[Excerpts from an interface dataset]
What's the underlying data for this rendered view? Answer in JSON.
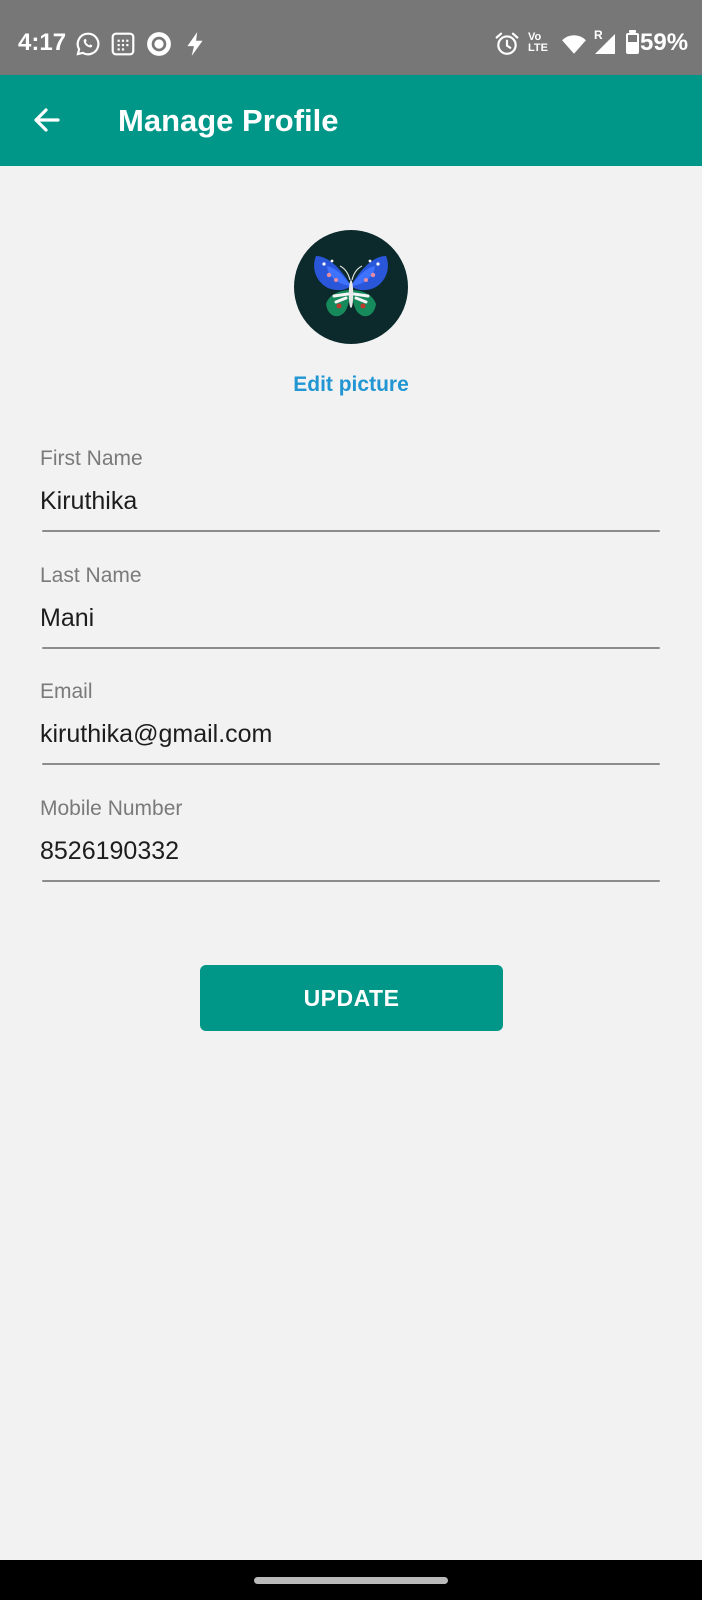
{
  "status_bar": {
    "time": "4:17",
    "left_icons": [
      "whatsapp-icon",
      "calendar-app-icon",
      "circle-app-icon",
      "flash-icon"
    ],
    "right_icons": [
      "alarm-icon",
      "volte-icon",
      "wifi-icon",
      "signal-roaming-icon",
      "battery-icon"
    ],
    "network_label_top": "Vo",
    "network_label_bottom": "LTE",
    "roaming_label": "R",
    "battery_percent": "59%",
    "battery_level": 0.59
  },
  "app_bar": {
    "title": "Manage Profile",
    "back_icon": "arrow-left-icon",
    "color": "#009688"
  },
  "profile": {
    "avatar_icon": "butterfly-image",
    "edit_label": "Edit picture",
    "edit_color": "#2196d3"
  },
  "form": {
    "first_name": {
      "label": "First Name",
      "value": "Kiruthika"
    },
    "last_name": {
      "label": "Last Name",
      "value": "Mani"
    },
    "email": {
      "label": "Email",
      "value": "kiruthika@gmail.com"
    },
    "mobile": {
      "label": "Mobile Number",
      "value": "8526190332"
    }
  },
  "update_button": {
    "label": "UPDATE",
    "color": "#009688"
  }
}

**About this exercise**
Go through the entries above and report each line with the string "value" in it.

**Solution to the problem**
      "value": "Kiruthika"
      "value": "Mani"
      "value": "kiruthika@gmail.com"
      "value": "8526190332"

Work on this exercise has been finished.